For instance, in 2003, black men were reportedly 12 times more likely to receive prison sentences for drug offenses even though surveys have shown white and black people in the U.S. use and sell drugs at almost the same rate. Blacks only represent a small fraction of the U.S. population and they only account for 14 percent of drug users in the country, but they make up 34 percent of people arrested for drug offenses and 45 percent of those behind bars on drug charges. Mauer and Cole suggest this may be because dealers and users are easier to target in urban, impoverished, inner-city neighborhoods as opposed to broader, suburban landscapes.

Racial profiling by police may also play a role in the number of black men serving time. Black drivers are 31 percent more likely to be stopped by the police than a white driver, according to a 2011 Police-Public Contact Survey report by the Justice Department.

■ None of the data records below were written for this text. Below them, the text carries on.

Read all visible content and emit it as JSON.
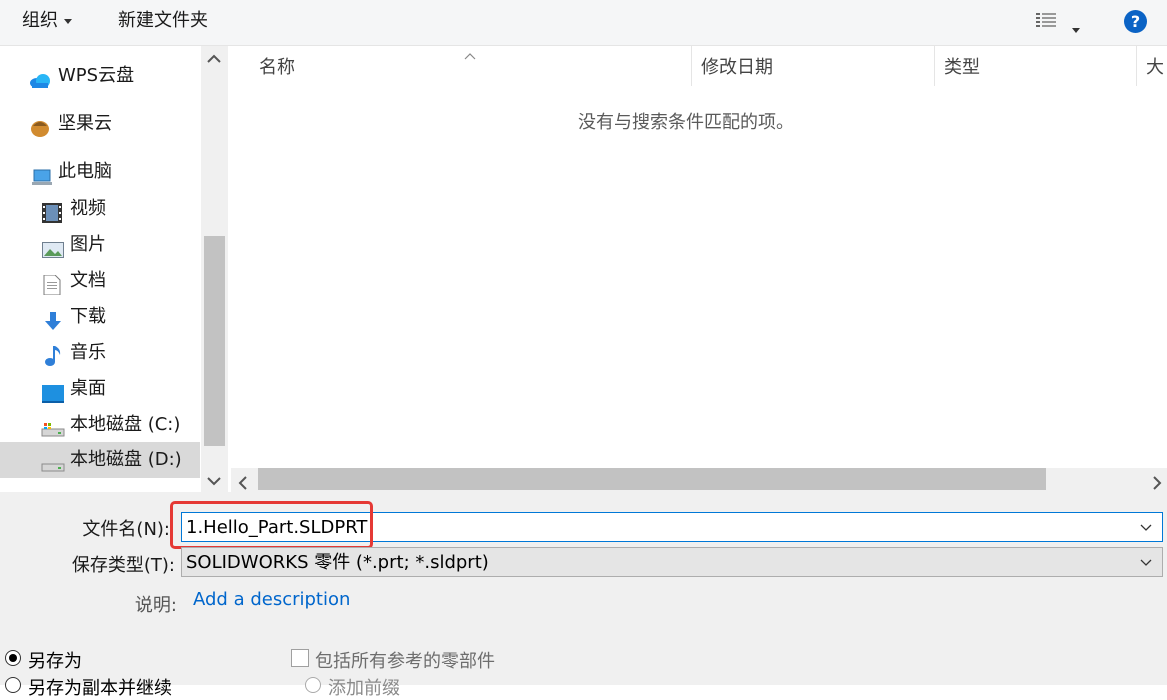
{
  "toolbar": {
    "organize_label": "组织",
    "new_folder_label": "新建文件夹"
  },
  "nav": {
    "items": [
      {
        "label": "WPS云盘",
        "icon": "cloud-icon"
      },
      {
        "label": "坚果云",
        "icon": "nut-icon"
      },
      {
        "label": "此电脑",
        "icon": "computer-icon"
      },
      {
        "label": "视频",
        "icon": "video-icon"
      },
      {
        "label": "图片",
        "icon": "picture-icon"
      },
      {
        "label": "文档",
        "icon": "document-icon"
      },
      {
        "label": "下载",
        "icon": "download-icon"
      },
      {
        "label": "音乐",
        "icon": "music-icon"
      },
      {
        "label": "桌面",
        "icon": "desktop-icon"
      },
      {
        "label": "本地磁盘 (C:)",
        "icon": "drive-icon"
      },
      {
        "label": "本地磁盘 (D:)",
        "icon": "drive-icon",
        "selected": true
      }
    ]
  },
  "list": {
    "columns": [
      "名称",
      "修改日期",
      "类型",
      "大小"
    ],
    "empty_text": "没有与搜索条件匹配的项。"
  },
  "form": {
    "filename_label": "文件名(N):",
    "filename_value": "1.Hello_Part.SLDPRT",
    "filetype_label": "保存类型(T):",
    "filetype_value": "SOLIDWORKS 零件 (*.prt; *.sldprt)",
    "description_label": "说明:",
    "description_link": "Add a description"
  },
  "options": {
    "save_as_label": "另存为",
    "save_as_copy_continue_label": "另存为副本并继续",
    "include_refs_label": "包括所有参考的零部件",
    "add_prefix_label": "添加前缀"
  },
  "colors": {
    "accent": "#0078d7",
    "highlight": "#e53935",
    "link": "#0066cc"
  }
}
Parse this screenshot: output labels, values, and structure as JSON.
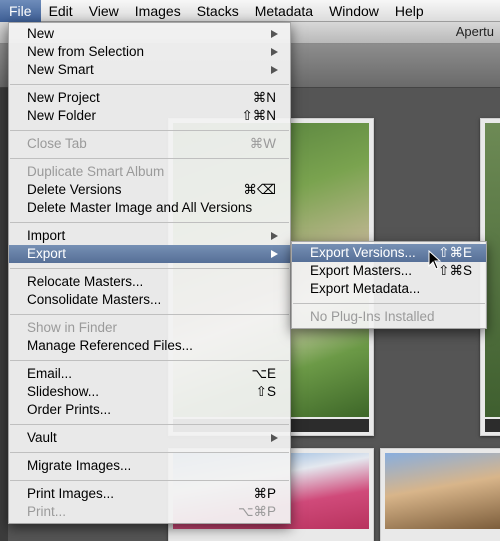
{
  "menubar": {
    "items": [
      "File",
      "Edit",
      "View",
      "Images",
      "Stacks",
      "Metadata",
      "Window",
      "Help"
    ],
    "active_index": 0
  },
  "app": {
    "title": "Apertu"
  },
  "file_menu": {
    "items": [
      {
        "type": "item",
        "label": "New",
        "submenu": true
      },
      {
        "type": "item",
        "label": "New from Selection",
        "submenu": true
      },
      {
        "type": "item",
        "label": "New Smart",
        "submenu": true
      },
      {
        "type": "sep"
      },
      {
        "type": "item",
        "label": "New Project",
        "shortcut": "⌘N"
      },
      {
        "type": "item",
        "label": "New Folder",
        "shortcut": "⇧⌘N"
      },
      {
        "type": "sep"
      },
      {
        "type": "item",
        "label": "Close Tab",
        "shortcut": "⌘W",
        "disabled": true
      },
      {
        "type": "sep"
      },
      {
        "type": "item",
        "label": "Duplicate Smart Album",
        "disabled": true
      },
      {
        "type": "item",
        "label": "Delete Versions",
        "shortcut": "⌘⌫"
      },
      {
        "type": "item",
        "label": "Delete Master Image and All Versions"
      },
      {
        "type": "sep"
      },
      {
        "type": "item",
        "label": "Import",
        "submenu": true
      },
      {
        "type": "item",
        "label": "Export",
        "submenu": true,
        "highlight": true
      },
      {
        "type": "sep"
      },
      {
        "type": "item",
        "label": "Relocate Masters..."
      },
      {
        "type": "item",
        "label": "Consolidate Masters..."
      },
      {
        "type": "sep"
      },
      {
        "type": "item",
        "label": "Show in Finder",
        "disabled": true
      },
      {
        "type": "item",
        "label": "Manage Referenced Files..."
      },
      {
        "type": "sep"
      },
      {
        "type": "item",
        "label": "Email...",
        "shortcut": "⌥E"
      },
      {
        "type": "item",
        "label": "Slideshow...",
        "shortcut": "⇧S"
      },
      {
        "type": "item",
        "label": "Order Prints..."
      },
      {
        "type": "sep"
      },
      {
        "type": "item",
        "label": "Vault",
        "submenu": true
      },
      {
        "type": "sep"
      },
      {
        "type": "item",
        "label": "Migrate Images..."
      },
      {
        "type": "sep"
      },
      {
        "type": "item",
        "label": "Print Images...",
        "shortcut": "⌘P"
      },
      {
        "type": "item",
        "label": "Print...",
        "shortcut": "⌥⌘P",
        "disabled": true
      }
    ]
  },
  "export_submenu": {
    "items": [
      {
        "type": "item",
        "label": "Export Versions...",
        "shortcut": "⇧⌘E",
        "highlight": true
      },
      {
        "type": "item",
        "label": "Export Masters...",
        "shortcut": "⇧⌘S"
      },
      {
        "type": "item",
        "label": "Export Metadata..."
      },
      {
        "type": "sep"
      },
      {
        "type": "item",
        "label": "No Plug-Ins Installed",
        "disabled": true
      }
    ]
  },
  "colors": {
    "menu_highlight": "#5f7aa3",
    "menubar_active": "#4a6aa0",
    "disabled_text": "#9a9a9a"
  }
}
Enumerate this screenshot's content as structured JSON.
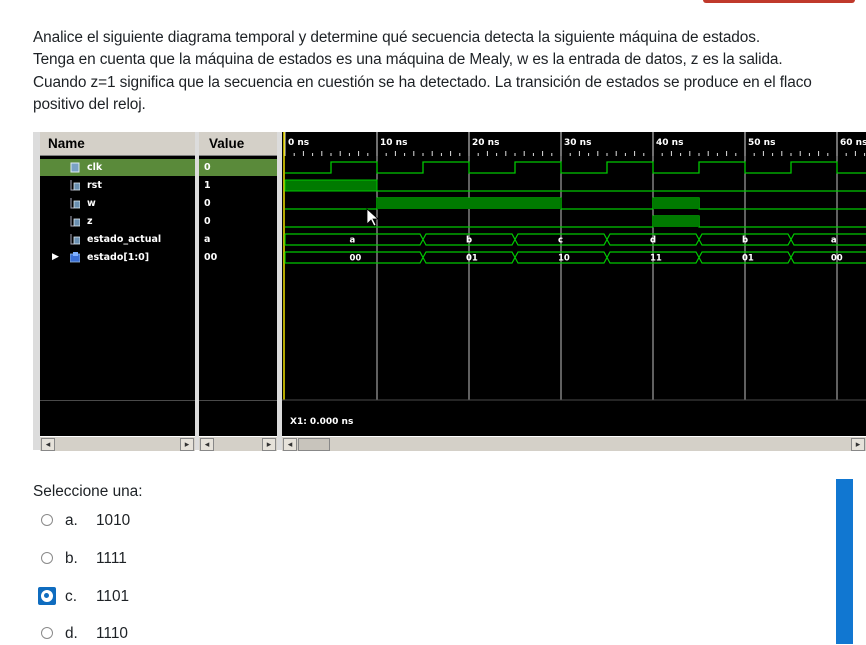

Blacks were twice as likely to be searched during routine traffic stops, and five percent of blacks pulled over by police aren’t told why they were stopped.

Before stop-and-frisk tactics were deemed unconstitutional in New York City by a Supreme Court judge in 2013, 54 percent of the 191,588 New Yorkers stopped-and-frisked by police that year were black while only 11 percent of searches involved white people.

Racism and how others view blacks may also play a role in a jury's verdict and a judge's sentencing. Duane Buck, a black inmate currently appealing his death row sentence in Texas, believes racism may have played a factor in his initial trial after a psychologist testified and perpetuated that he would be more likely to kill again because he was black. During his trial, former prison psychologist Walter Quijano suggested that being black or a minority “increases the future dangerousness” of a person "for various reasons," which Buck believes inevitably led the jury to convict him to death. The inmate, who has been appealing his death sentence for the past 14 years, will get his appeal heard before the Supreme Court on Wednesday.

Although prison populations are on the decline, more than 1.5 million people were prisoners in state and federal correctional institutions in 2014, according to a report by the Bureau of Justice Statistic.